Heat Index Calculator
The heat index or humiture or humidex temperature is the temperature felt by the skin rather than the actual temperature due to the humidity level. In hot temperature, the human body normally will sweat and heat is removed from the evaporation of the sweat. The Humidity level of the environment will affect the evaporation rate, which will affect the heat removing rate and the temperate the skin feels. On the opposite, wind will bring more heat away from human body. Therefore, the body will feel a lower temperature than the actual temperature in a windy winter day. Use the wind chill calculator to evaluate the actual temperature in the winter.
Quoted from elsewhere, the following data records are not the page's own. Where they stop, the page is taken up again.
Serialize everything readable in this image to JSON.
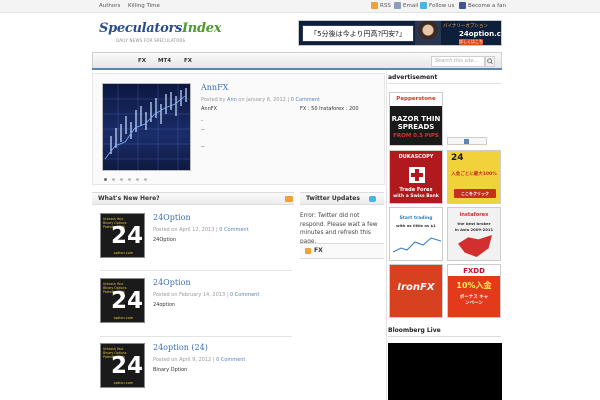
{
  "topbar": {
    "nav": [
      "Authors",
      "Killing Time"
    ],
    "social": [
      {
        "label": "RSS",
        "icon": "rss-icon",
        "color": "#f2a03a"
      },
      {
        "label": "Email",
        "icon": "mail-icon",
        "color": "#8aa0b8"
      },
      {
        "label": "Follow us",
        "icon": "twitter-icon",
        "color": "#4ab3e6"
      },
      {
        "label": "Become a fan",
        "icon": "facebook-icon",
        "color": "#3b5998"
      }
    ]
  },
  "header": {
    "logo_part1": "Speculators",
    "logo_part2": "Index",
    "tagline": "DAILY NEWS FOR SPECULATORS",
    "banner": {
      "jp_text": "「5分後は今より円高?円安?」",
      "bo_text": "バイナリーオプション",
      "logo_text": "24option.com",
      "cta_text": "詳しくはこちら"
    }
  },
  "nav": {
    "items": [
      "FX",
      "MT4",
      "FX"
    ],
    "search_placeholder": "Search this site..."
  },
  "featured": {
    "title": "AnnFX",
    "meta_prefix": "Posted by",
    "author": "Ann",
    "date_prefix": "on",
    "date": "January 8, 2012",
    "comment_sep": "|",
    "comments": "0 Comment",
    "col1": "AnnFX",
    "col2": "FX : 50 Instaforex : 200",
    "lines": [
      "-",
      "--",
      "--"
    ],
    "slide_count": 6
  },
  "whats_new": {
    "heading": "What's New Here?",
    "posts": [
      {
        "title": "24Option",
        "date": "April 12, 2013",
        "comments": "0 Comment",
        "text": "24Option"
      },
      {
        "title": "24Option",
        "date": "February 14, 2013",
        "comments": "0 Comment",
        "text": "24option"
      },
      {
        "title": "24option (24)",
        "date": "April 9, 2012",
        "comments": "0 Comment",
        "text": "Binary Option"
      }
    ],
    "meta_prefix": "Posted on",
    "comment_sep": "|",
    "thumb": {
      "top_text": "Unleash Your\nBinary Options\nPotential With",
      "big": "24",
      "sub": "option.com"
    }
  },
  "twitter": {
    "heading": "Twitter Updates",
    "error_text": "Error: Twitter did not respond. Please wait a few minutes and refresh this page."
  },
  "fx_widget": {
    "heading": "FX"
  },
  "sidebar": {
    "ad_heading": "advertisement",
    "bloomberg_heading": "Bloomberg Live",
    "ads": [
      {
        "name": "pepperstone-ad",
        "line1": "Pepperstone",
        "line2": "RAZOR THIN SPREADS",
        "line3": "FROM 0.5 PIPS",
        "bg": "#1a1a1a",
        "accent": "#d9332b"
      },
      {
        "name": "dukascopy-ad",
        "line1": "DUKASCOPY",
        "line2": "Trade Forex",
        "line3": "with a Swiss Bank",
        "bg": "#b0191e",
        "accent": "#ffffff"
      },
      {
        "name": "24option-side-ad",
        "line1": "24",
        "line2": "入金ごとに最大100%",
        "line3": "ここをクリック",
        "bg": "#f1d23a",
        "accent": "#1a1a1a"
      },
      {
        "name": "start-trading-ad",
        "line1": "Start trading",
        "line2": "with as little as $1",
        "line3": "",
        "bg": "#ffffff",
        "accent": "#2a7bc8"
      },
      {
        "name": "instaforex-ad",
        "line1": "instaforex",
        "line2": "the best broker",
        "line3": "in Asia 2009-2011",
        "bg": "#f2f2f2",
        "accent": "#d32f2f"
      },
      {
        "name": "ironfx-ad",
        "line1": "IronFX",
        "line2": "",
        "line3": "",
        "bg": "#d8411f",
        "accent": "#ffffff"
      },
      {
        "name": "fxdd-ad",
        "line1": "FXDD",
        "line2": "10%入金",
        "line3": "ボーナス キャンペーン",
        "bg": "#e23a1a",
        "accent": "#fff35a"
      }
    ]
  }
}
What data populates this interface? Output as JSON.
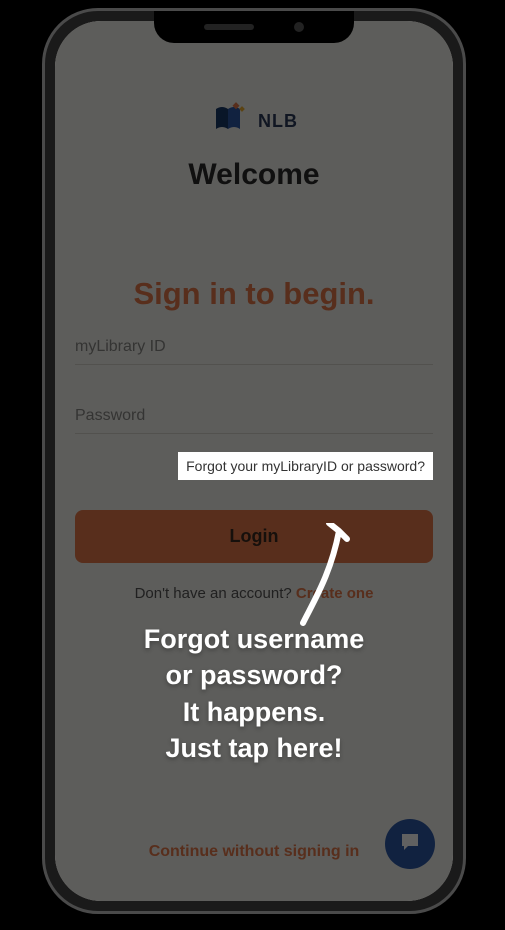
{
  "logo": {
    "name": "NLB"
  },
  "welcome": "Welcome",
  "signin_heading": "Sign in to begin.",
  "fields": {
    "username_label": "myLibrary ID",
    "password_label": "Password"
  },
  "forgot_link": "Forgot your myLibraryID or password?",
  "login_button": "Login",
  "no_account_prefix": "Don't have an account? ",
  "no_account_action": "Create one",
  "continue_link": "Continue without signing in",
  "annotation": {
    "line1": "Forgot username",
    "line2": "or password?",
    "line3": "It happens.",
    "line4": "Just tap here!"
  }
}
Heat Index Temperature: 93°F or 34°C or 307K
Humidity Level: 55%
Typical Heat Index Values
In the desert, it is hot and dry. By the sea, in the tropics, it is hot and wet. Many of us find it easier to support hot and dry climates than hot and wet ones. Hence the phrase: "It's not the heat, it's the humidity".
The Heat Index Calculator pulls together heat and humidity, to measure not just how hot it is, or how wet it is, but how the climate really feels to you. This is sometimes referred to as the 'apparent temperature'.
The effect of the 'apparent temperature' on how you feel can have medical significance. When it is hot and wet, perspiration is hindered, because you begin to perspire, but the sweat doesn't evaporate. The purpose of sweating is to cool you off, and when the sweat doesn't evaporate, you don't get cooler. So you can get sick from the heat.
This means that care must be taken in humid conditions to avoid overheating and dehydration. This is particularly important for children. Young children are in more danger from both for several reasons. They have a larger skin surface relative to their small bodies, so they absorb more heat from the sun and air. When they exercise, they produce more heat. And because they don't sweat as much, their bodies don't cool off as well. Also, they get so focused on playing that they aren't aware that they need to rest, cool off and drink liquids.
Make sure your child is well hydrated before, during and after outdoor activities. Beginning about 30 minutes before the activity, have the child drink 4 to 8 ounces of liquid. During the activity, have him take breaks every 20 minutes to drink liquids: approximately 4 ounces for a younger child and 8 ounces for a teen-ager. Your child should drink whether or not the child feels thirsty, since thirst is a late sign of dehydration. Water, diluted fruit juices and sports drinks are all fine, but flavored drinks help encourage children to drink more. After the activity is over, have the child drink another 4 to 8 ounces.
People with certain medical conditions, including obesity, diabetes, heart disease, cystic fibrosis and mental retardation are at even greater risk for overheating and dehydration.
Such people should try to spend as much time indoors as possible on very hot and humid days. Use your stove and oven as little as possible and use fans and air conditioners to cool off your home. If your home does not have air conditioning, go to an air-conditioned shopping mall or public library. Have your child wear as little clothing as possible. Consider taking the time to give the child a cool bath or shower.